Oedipus father and married his own mother. Oedipus’ ignorance

Oedipus The King and Antigone, by Sophocles, are exceptional examples of greek tragedies. Sophocles uses blindness and vision as important motifs throughout both of these plays. Oedipus, the main character, is not able to see the truth, but the blind prophet, Tiresias, can “see” it plainly. Oedipus, known for his intelligence, is ignorant and as a result, blind to the truth about himself and his past. It is ultimately left to Oedipus to overcome his “blindness,” realize the truth, and accept his fate. Creon is yet another character that chooses to be blind to the truth by ignoring Tiresias when he warns him about his future. Overall, in both Antigone and Oedipus The King, the theme of blindness and vision is continuously demonstrated.      Blindness is not only a physical impairment, but also a mental flaw. Having 20/20 vision does not prevent blindness to the truth. Throughout the tragedy, Sophocles emphasizes the theme of sight and vision as a metaphor for insight and knowledge.Oedipus is “blind” to the fact that the fate that he had tried so hard to avoid, had come true without him knowing of it. In the meantime, the blind prophet, Tiresias, was the one who could actually “see” and understand the truth. Oedipus does not want to believe that he killed his own biological father and married his own mother. Oedipus’ ignorance on this situation is made even more ironic by the fact that he was made famous for his sharp insight, by solving the riddle of the sphinx.

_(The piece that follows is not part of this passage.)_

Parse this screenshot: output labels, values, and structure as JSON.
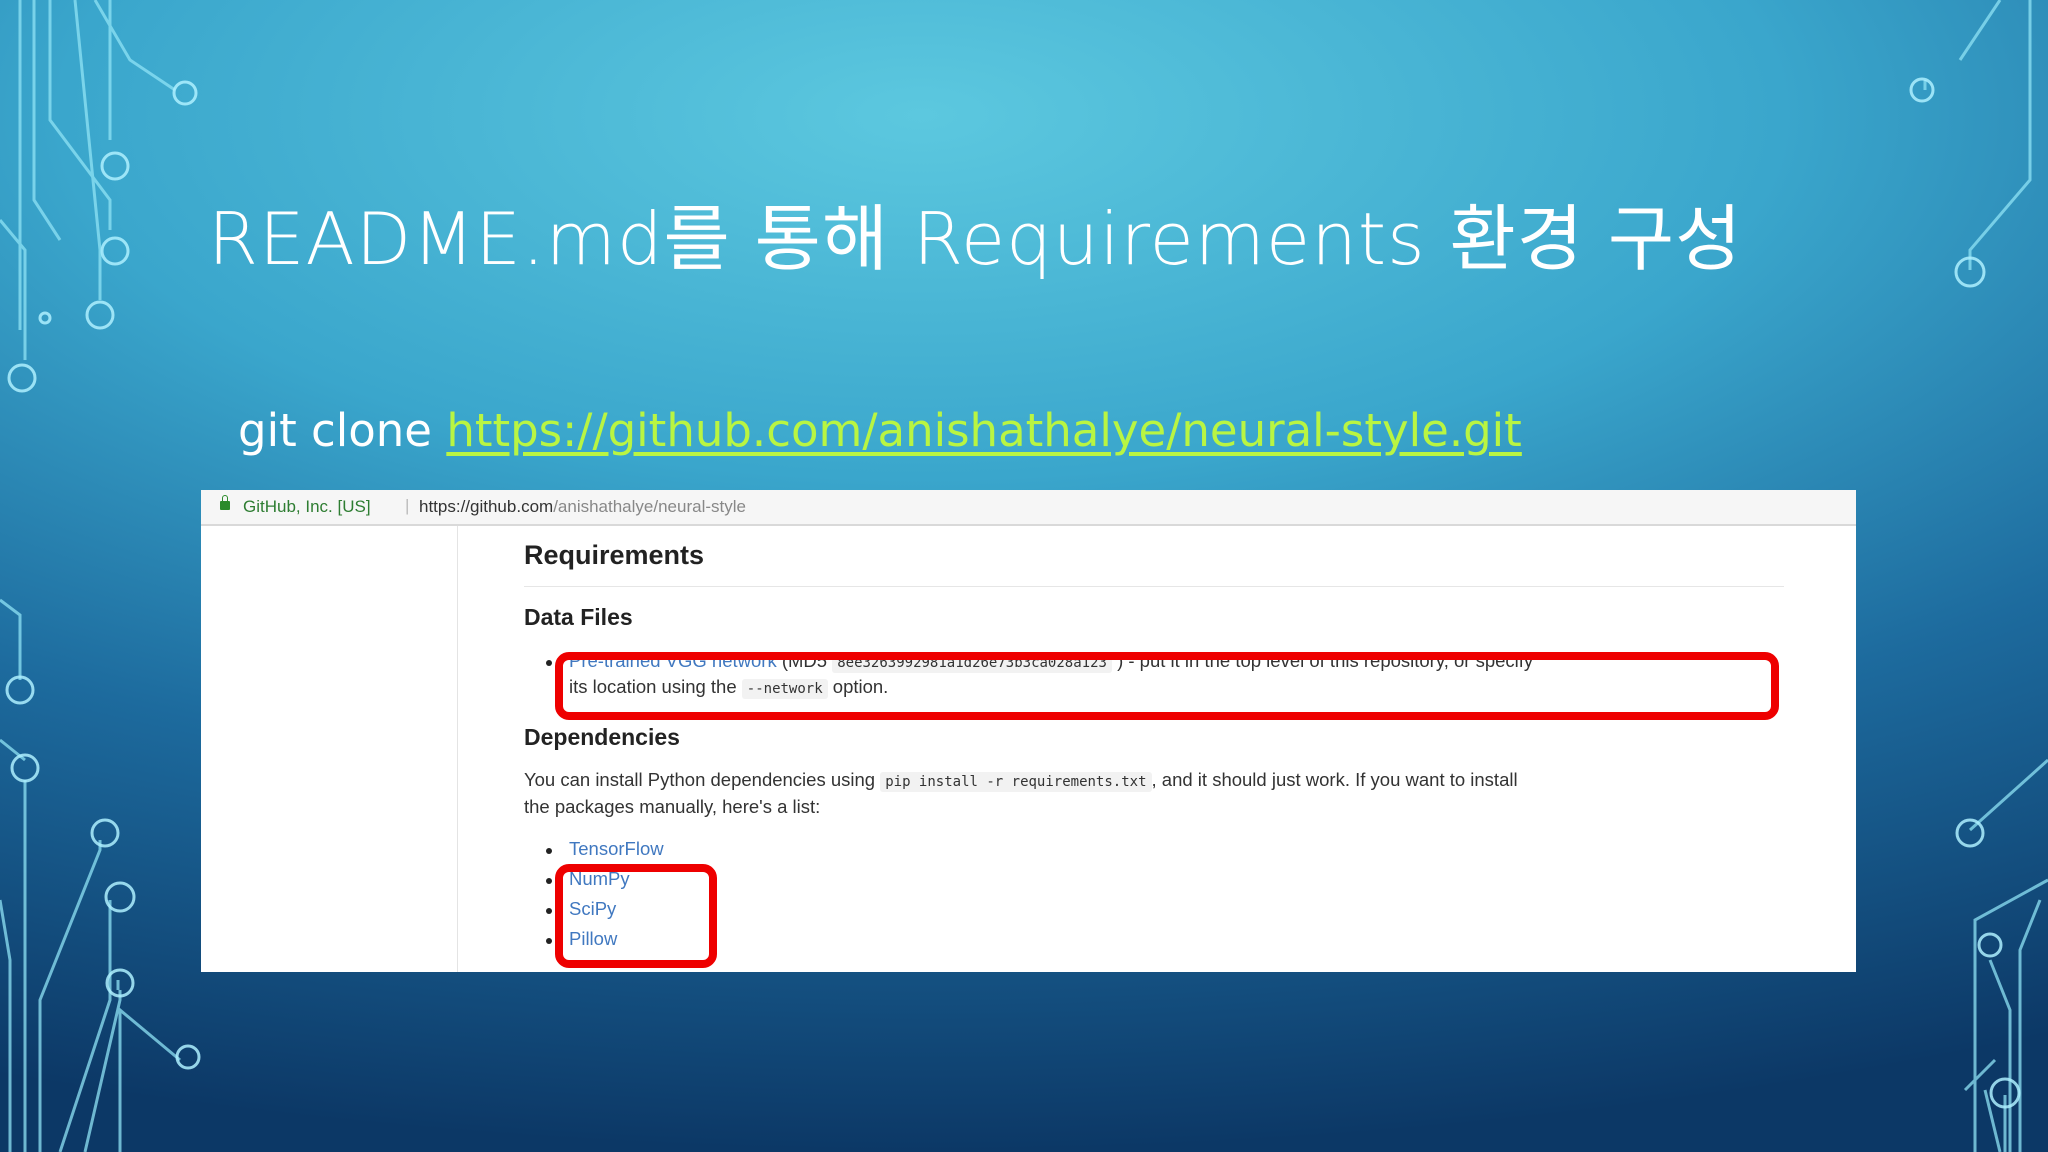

In order to blind himself, “…from her dress he tore/The golden brooches that she had been wearing,/Raised them, and with their points struck his own eyes,/Crying aloud that they should never see” (Sophocles 91-92). Oedipus dramatically blinds himself when his actions come to light. He finally gains his “vision” and realizes all of the bad things he caused. This realization prompts him to believe that he does not deserve to see at all because he was so blind to see his horrible actions. It took him a long time to realize what he had done and by the time he did, it was far too late. He blinds himself for committing this ungodly sin, which ironically leads to greater knowledge of what is truly worthy in his life. Also, when Oedipus learns who his father really was and that he has killed him, he stands down from the throne. This is another example of situational irony because it is through his father that Oedipus is a worthy ruler.      Tiresias is an old blind prophet with extreme knowledge and wisdom that everyone should respect. Even though Tiresias is blind, he is able to see the truth better than Oedipus and Creon, who can actually see. Tiresias tells Oedipus, “There! Go, and think on this; and if you find/That I’m deceived, say then-and not before-/That I am ignorant in divination” (63). Tiresias may be physically blind but he is confident in his ability to see the truth. Tiresias attempts to warn both Creon and Oedipus about their futures but neither of them listen which ultimately ruin their lives.      Creon and his blindness in Antigone…. The blind prophet, Tiresias, warns Creon, who can physically see but is figuratively blind to the consequences of his decisions, that by ignoring the laws of the gods, he will bring tragedy upon his family. Due to Creon ignoring Tiresias warnings, his niece dies, his son and wife die, and he loses his power because his pride did not allow him to have a change of heart regarding Polyneices and Antigone’s fate. The motif of blindness becomes evident because the blind prophet tries to warn Creon, yet Creon believes he can “see” the truth better than him. Creon is closed off to anyone’s opinions because of his pride. He does not want to seem weak to anyone by changing his mind about the burial of Polyneices. Even when Haemon asks that Antigone’s life be spared, Creon’s answer is a heartless, “You shall not marry her…” (26). Which then prompts Haemon to commit suicide to end his father’s power over him. Creon is blinded by pride, his unwillingness to compromise, and to appear defeated by a woman. Tiresias can see that tragedy will strike if Creon doesn’t rethink his decision and change his mind. Which is exactly why he advises Creon to open his eyes and see the truth. Although he does eventually change his mind, and come to see the error of his stubbornness, the events have spiraled out of his control, and he now must witness the destruction of his very own family.     References to eyesight and vision, both literal and metaphorical, are very frequent throughout both plays. Quite often, the image of clear vision is used as a metaphor for knowledge and insight. The references to eyesight and insight in these plays form a meaningful pattern in combination with the references to literal and metaphorical blindness. Oedipus truly believes that he knows more than Tiresias who is speaking on behalf of the Gods. Ironically, Oedipus is famed for his clear-sightedness and quick comprehension, but he soon discovers that he has been blind to the truth for many years. This prompts him to blind himself in order to not have to look at his own children and siblings. Creon is susceptible to a similar blindness to the truth in Antigone. Overall, both plays seem to say that human beings can demonstrate remarkable powers of intellectual insight, and that they have a great capacity for knowledge, but that even the smartest human being is liable to error. Sophocles utilizes vision and blindness to conclude that the human capability for knowledge is ultimately quite limited and unreliable.